App and web page records:
*** Block opens ***

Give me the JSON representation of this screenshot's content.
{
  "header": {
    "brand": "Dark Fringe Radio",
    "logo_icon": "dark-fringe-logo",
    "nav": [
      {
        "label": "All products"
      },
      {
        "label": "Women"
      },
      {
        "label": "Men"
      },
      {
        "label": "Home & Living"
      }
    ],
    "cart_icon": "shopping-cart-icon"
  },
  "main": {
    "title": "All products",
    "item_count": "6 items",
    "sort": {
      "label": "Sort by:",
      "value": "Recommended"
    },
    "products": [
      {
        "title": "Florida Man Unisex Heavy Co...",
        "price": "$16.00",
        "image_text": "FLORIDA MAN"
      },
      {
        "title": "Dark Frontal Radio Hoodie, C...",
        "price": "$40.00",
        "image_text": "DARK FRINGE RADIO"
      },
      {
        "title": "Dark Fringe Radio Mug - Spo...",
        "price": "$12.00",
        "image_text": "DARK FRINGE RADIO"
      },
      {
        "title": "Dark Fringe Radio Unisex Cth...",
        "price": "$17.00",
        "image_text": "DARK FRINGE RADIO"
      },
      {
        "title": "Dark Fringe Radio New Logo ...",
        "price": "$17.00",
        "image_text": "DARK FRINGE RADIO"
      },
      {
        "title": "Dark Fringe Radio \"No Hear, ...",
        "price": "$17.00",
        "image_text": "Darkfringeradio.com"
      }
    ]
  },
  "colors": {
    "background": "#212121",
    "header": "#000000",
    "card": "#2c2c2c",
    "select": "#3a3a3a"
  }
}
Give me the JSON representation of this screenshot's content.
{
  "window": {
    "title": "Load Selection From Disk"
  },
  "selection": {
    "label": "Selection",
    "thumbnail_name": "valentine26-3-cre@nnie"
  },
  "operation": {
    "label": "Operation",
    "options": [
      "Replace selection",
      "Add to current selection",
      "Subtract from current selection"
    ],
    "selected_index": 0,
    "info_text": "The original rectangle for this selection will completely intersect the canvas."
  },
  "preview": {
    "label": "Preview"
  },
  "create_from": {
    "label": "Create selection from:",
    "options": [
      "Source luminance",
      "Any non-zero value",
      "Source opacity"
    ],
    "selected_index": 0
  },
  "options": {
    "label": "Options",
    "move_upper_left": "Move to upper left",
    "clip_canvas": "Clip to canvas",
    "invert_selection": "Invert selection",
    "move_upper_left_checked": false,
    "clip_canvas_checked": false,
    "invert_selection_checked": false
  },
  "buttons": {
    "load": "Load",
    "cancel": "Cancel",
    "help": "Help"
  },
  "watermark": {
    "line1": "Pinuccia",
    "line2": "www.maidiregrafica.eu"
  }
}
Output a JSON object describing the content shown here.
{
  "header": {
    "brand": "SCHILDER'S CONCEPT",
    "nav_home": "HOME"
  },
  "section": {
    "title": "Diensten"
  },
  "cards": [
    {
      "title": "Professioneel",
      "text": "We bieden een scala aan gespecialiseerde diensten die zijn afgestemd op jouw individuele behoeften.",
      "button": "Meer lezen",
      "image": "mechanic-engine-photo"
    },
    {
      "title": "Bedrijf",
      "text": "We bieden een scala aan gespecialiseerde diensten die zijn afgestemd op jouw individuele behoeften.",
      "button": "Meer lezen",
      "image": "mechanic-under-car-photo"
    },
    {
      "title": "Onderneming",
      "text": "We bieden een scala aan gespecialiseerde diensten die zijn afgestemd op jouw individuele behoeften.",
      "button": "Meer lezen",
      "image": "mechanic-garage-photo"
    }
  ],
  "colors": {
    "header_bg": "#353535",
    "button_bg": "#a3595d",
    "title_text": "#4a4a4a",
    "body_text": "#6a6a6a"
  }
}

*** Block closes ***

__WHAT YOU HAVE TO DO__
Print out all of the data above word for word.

__FINAL ANSWER__
Give me the JSON representation of this screenshot's content.
{
  "header": {
    "brand": "Dark Fringe Radio",
    "logo_icon": "dark-fringe-logo",
    "nav": [
      {
        "label": "All products"
      },
      {
        "label": "Women"
      },
      {
        "label": "Men"
      },
      {
        "label": "Home & Living"
      }
    ],
    "cart_icon": "shopping-cart-icon"
  },
  "main": {
    "title": "All products",
    "item_count": "6 items",
    "sort": {
      "label": "Sort by:",
      "value": "Recommended"
    },
    "products": [
      {
        "title": "Florida Man Unisex Heavy Co...",
        "price": "$16.00",
        "image_text": "FLORIDA MAN"
      },
      {
        "title": "Dark Frontal Radio Hoodie, C...",
        "price": "$40.00",
        "image_text": "DARK FRINGE RADIO"
      },
      {
        "title": "Dark Fringe Radio Mug - Spo...",
        "price": "$12.00",
        "image_text": "DARK FRINGE RADIO"
      },
      {
        "title": "Dark Fringe Radio Unisex Cth...",
        "price": "$17.00",
        "image_text": "DARK FRINGE RADIO"
      },
      {
        "title": "Dark Fringe Radio New Logo ...",
        "price": "$17.00",
        "image_text": "DARK FRINGE RADIO"
      },
      {
        "title": "Dark Fringe Radio \"No Hear, ...",
        "price": "$17.00",
        "image_text": "Darkfringeradio.com"
      }
    ]
  },
  "colors": {
    "background": "#212121",
    "header": "#000000",
    "card": "#2c2c2c",
    "select": "#3a3a3a"
  }
}
Give me the JSON representation of this screenshot's content.
{
  "window": {
    "title": "Load Selection From Disk"
  },
  "selection": {
    "label": "Selection",
    "thumbnail_name": "valentine26-3-cre@nnie"
  },
  "operation": {
    "label": "Operation",
    "options": [
      "Replace selection",
      "Add to current selection",
      "Subtract from current selection"
    ],
    "selected_index": 0,
    "info_text": "The original rectangle for this selection will completely intersect the canvas."
  },
  "preview": {
    "label": "Preview"
  },
  "create_from": {
    "label": "Create selection from:",
    "options": [
      "Source luminance",
      "Any non-zero value",
      "Source opacity"
    ],
    "selected_index": 0
  },
  "options": {
    "label": "Options",
    "move_upper_left": "Move to upper left",
    "clip_canvas": "Clip to canvas",
    "invert_selection": "Invert selection",
    "move_upper_left_checked": false,
    "clip_canvas_checked": false,
    "invert_selection_checked": false
  },
  "buttons": {
    "load": "Load",
    "cancel": "Cancel",
    "help": "Help"
  },
  "watermark": {
    "line1": "Pinuccia",
    "line2": "www.maidiregrafica.eu"
  }
}
Output a JSON object describing the content shown here.
{
  "header": {
    "brand": "SCHILDER'S CONCEPT",
    "nav_home": "HOME"
  },
  "section": {
    "title": "Diensten"
  },
  "cards": [
    {
      "title": "Professioneel",
      "text": "We bieden een scala aan gespecialiseerde diensten die zijn afgestemd op jouw individuele behoeften.",
      "button": "Meer lezen",
      "image": "mechanic-engine-photo"
    },
    {
      "title": "Bedrijf",
      "text": "We bieden een scala aan gespecialiseerde diensten die zijn afgestemd op jouw individuele behoeften.",
      "button": "Meer lezen",
      "image": "mechanic-under-car-photo"
    },
    {
      "title": "Onderneming",
      "text": "We bieden een scala aan gespecialiseerde diensten die zijn afgestemd op jouw individuele behoeften.",
      "button": "Meer lezen",
      "image": "mechanic-garage-photo"
    }
  ],
  "colors": {
    "header_bg": "#353535",
    "button_bg": "#a3595d",
    "title_text": "#4a4a4a",
    "body_text": "#6a6a6a"
  }
}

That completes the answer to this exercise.